What you are asked to do: Look over the entries and say how many lines include the word "first". Only the number, please.

──────── Study material

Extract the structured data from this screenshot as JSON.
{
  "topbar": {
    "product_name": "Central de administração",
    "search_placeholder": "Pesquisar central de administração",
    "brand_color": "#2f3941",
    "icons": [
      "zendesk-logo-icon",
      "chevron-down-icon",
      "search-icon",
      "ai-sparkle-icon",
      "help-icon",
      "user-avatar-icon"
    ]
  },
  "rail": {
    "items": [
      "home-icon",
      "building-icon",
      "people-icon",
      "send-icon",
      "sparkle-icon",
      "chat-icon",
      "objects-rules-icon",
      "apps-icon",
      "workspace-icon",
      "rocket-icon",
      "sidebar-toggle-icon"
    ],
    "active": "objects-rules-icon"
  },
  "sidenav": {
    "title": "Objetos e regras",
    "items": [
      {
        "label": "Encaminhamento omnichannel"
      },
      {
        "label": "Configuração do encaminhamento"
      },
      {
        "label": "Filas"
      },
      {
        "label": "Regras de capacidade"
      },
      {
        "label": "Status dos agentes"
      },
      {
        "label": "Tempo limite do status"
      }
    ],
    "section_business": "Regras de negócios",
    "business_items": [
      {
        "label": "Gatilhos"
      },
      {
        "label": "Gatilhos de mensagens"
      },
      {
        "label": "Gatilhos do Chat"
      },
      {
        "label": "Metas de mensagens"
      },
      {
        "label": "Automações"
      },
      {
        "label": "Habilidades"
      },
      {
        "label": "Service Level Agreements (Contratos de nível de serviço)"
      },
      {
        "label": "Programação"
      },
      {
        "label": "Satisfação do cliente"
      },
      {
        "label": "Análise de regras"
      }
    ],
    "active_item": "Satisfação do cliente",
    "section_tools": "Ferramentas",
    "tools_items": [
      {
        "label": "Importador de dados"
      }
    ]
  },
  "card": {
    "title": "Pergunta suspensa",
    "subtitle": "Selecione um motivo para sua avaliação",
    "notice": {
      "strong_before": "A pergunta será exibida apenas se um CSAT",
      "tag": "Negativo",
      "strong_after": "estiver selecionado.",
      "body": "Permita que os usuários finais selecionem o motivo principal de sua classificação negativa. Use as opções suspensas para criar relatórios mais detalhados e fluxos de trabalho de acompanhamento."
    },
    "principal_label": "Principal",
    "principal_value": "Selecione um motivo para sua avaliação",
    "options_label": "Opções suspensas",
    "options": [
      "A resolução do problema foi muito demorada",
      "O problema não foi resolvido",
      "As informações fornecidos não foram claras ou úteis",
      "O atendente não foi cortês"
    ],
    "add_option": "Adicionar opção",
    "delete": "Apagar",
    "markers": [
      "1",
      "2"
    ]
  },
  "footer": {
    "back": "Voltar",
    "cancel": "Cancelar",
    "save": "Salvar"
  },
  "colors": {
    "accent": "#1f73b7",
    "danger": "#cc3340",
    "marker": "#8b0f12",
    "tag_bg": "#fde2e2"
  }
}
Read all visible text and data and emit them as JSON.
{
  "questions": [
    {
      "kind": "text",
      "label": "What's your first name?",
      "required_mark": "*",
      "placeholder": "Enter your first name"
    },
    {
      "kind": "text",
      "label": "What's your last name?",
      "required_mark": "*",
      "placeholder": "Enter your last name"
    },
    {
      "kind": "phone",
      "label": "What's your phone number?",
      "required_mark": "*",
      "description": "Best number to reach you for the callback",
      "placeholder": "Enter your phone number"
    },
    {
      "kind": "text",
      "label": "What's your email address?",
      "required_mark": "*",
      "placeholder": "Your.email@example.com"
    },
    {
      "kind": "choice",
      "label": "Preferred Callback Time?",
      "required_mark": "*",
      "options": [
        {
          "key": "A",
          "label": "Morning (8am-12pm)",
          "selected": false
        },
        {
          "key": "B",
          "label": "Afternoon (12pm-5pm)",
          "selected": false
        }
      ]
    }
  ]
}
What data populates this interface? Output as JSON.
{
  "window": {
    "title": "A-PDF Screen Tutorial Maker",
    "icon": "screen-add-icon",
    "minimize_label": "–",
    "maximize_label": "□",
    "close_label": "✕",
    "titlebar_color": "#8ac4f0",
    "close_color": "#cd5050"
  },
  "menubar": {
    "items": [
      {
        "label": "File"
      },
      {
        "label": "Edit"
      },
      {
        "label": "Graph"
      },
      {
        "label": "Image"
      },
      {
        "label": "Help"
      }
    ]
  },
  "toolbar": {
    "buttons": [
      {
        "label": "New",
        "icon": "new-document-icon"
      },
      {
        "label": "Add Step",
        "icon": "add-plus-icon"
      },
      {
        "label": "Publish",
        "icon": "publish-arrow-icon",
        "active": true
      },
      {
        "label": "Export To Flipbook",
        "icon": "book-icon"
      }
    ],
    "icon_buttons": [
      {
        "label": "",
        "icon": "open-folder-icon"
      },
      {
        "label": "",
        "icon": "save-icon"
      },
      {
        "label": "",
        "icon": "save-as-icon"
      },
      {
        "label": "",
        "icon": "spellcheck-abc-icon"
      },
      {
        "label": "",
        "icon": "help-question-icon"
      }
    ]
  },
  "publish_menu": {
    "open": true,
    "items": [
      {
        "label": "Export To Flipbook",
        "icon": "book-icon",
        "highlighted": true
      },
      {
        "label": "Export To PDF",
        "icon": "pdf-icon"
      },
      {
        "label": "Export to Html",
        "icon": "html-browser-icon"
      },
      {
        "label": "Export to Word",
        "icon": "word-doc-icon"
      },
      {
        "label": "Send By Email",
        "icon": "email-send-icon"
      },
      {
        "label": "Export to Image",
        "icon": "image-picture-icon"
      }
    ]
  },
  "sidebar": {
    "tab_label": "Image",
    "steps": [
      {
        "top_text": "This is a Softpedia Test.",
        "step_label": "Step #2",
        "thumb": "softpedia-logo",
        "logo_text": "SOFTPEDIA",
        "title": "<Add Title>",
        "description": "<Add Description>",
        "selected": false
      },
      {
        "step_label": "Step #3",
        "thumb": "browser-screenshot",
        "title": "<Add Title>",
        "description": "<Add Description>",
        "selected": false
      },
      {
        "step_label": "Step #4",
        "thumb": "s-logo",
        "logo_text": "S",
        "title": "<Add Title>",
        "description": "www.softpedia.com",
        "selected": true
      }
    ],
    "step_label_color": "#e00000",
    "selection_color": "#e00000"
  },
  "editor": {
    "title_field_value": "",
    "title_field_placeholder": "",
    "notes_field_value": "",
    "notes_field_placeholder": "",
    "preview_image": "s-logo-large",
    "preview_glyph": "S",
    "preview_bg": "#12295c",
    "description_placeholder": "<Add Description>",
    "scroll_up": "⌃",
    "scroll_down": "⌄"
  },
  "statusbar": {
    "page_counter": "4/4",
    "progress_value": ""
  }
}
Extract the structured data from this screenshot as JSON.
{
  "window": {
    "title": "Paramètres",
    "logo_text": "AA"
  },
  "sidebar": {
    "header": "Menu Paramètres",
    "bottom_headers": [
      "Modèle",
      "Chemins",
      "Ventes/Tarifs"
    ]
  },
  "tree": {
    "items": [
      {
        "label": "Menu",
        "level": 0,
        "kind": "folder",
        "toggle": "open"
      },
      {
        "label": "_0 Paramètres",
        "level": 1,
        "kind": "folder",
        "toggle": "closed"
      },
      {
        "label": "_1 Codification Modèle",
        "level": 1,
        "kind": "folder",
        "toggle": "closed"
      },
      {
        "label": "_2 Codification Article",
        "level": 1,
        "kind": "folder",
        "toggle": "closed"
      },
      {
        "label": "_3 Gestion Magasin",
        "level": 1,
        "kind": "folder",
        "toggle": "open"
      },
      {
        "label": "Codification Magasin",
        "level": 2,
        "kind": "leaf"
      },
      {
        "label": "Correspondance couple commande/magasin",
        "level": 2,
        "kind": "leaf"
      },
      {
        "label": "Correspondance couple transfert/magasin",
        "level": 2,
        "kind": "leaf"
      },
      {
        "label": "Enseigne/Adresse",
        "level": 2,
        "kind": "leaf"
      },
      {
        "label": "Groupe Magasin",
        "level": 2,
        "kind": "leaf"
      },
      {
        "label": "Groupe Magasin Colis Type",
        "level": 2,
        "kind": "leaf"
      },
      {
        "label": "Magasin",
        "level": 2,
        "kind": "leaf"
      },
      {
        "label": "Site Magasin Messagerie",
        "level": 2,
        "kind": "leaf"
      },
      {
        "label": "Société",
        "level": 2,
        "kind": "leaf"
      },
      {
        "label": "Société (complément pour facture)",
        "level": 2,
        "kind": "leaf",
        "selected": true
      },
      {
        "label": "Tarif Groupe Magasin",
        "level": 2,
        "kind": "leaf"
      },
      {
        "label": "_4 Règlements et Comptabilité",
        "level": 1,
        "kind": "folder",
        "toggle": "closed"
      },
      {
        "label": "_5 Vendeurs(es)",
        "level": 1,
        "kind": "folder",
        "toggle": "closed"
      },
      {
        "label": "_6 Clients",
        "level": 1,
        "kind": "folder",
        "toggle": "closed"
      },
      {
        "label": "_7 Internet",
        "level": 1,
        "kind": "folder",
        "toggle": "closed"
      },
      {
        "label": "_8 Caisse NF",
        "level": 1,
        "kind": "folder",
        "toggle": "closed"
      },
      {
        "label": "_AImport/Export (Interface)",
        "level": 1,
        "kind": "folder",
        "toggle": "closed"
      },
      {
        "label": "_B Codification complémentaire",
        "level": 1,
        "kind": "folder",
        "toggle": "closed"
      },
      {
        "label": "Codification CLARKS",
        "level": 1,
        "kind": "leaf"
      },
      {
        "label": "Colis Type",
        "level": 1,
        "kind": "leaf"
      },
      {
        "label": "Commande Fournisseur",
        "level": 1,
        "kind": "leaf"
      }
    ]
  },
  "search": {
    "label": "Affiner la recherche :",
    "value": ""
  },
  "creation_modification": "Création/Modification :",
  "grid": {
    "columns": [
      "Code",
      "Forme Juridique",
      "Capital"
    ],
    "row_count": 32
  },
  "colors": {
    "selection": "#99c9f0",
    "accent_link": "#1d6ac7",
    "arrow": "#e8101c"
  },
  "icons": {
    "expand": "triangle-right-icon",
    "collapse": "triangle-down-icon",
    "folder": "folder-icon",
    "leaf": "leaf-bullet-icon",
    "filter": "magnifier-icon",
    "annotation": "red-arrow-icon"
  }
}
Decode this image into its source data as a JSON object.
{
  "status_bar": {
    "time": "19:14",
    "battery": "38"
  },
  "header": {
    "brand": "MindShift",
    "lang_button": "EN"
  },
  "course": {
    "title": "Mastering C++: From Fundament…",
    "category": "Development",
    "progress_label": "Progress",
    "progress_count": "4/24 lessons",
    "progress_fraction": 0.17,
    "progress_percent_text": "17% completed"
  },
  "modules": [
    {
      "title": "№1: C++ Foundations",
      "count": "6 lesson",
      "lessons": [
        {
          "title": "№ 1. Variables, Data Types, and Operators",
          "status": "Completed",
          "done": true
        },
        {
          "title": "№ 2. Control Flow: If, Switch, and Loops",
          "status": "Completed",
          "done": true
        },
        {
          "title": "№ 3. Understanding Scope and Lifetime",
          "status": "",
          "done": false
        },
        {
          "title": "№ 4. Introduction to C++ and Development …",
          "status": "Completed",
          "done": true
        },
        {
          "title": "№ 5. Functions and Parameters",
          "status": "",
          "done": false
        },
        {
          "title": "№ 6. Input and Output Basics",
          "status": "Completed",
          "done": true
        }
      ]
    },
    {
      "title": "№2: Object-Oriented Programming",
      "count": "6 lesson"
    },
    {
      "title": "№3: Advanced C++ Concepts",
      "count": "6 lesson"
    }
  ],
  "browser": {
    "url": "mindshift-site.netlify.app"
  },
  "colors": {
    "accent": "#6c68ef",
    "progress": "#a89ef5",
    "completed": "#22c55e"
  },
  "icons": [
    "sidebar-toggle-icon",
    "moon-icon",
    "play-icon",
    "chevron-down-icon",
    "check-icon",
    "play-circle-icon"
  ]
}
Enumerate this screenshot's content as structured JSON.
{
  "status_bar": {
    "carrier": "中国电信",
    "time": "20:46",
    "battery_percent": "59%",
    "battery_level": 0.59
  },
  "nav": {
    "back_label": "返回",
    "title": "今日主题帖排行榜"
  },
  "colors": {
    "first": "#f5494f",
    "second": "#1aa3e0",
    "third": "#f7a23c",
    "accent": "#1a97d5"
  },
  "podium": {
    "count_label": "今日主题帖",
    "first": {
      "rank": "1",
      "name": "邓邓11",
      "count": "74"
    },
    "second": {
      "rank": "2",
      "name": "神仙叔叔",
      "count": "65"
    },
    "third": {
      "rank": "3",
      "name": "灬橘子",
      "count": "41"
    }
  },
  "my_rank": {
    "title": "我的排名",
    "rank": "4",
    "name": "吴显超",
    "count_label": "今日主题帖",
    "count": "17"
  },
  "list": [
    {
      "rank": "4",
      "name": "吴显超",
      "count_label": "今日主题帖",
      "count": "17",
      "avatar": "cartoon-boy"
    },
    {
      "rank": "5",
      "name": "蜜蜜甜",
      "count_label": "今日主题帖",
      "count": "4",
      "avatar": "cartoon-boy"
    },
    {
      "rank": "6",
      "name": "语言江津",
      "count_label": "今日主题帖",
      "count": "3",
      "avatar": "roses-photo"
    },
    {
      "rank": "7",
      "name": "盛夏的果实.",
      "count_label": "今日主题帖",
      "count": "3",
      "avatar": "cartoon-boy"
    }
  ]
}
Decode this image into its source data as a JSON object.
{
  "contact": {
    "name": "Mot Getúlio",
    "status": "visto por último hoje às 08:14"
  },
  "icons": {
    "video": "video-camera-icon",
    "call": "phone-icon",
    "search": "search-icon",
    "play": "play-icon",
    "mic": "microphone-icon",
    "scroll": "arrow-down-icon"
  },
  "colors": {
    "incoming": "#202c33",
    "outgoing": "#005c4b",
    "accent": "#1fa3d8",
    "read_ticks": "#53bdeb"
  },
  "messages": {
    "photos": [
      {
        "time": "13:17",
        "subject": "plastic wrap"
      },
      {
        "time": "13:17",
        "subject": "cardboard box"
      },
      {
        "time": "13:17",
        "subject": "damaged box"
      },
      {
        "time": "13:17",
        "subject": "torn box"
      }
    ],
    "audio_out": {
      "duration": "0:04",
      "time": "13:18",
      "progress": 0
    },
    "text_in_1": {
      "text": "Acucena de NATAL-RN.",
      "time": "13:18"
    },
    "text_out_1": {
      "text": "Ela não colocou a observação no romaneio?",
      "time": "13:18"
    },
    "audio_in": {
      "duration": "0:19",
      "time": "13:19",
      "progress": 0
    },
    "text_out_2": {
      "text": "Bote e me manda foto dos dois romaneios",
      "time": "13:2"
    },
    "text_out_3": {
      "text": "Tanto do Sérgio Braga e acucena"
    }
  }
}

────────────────

Output of the exercise: 4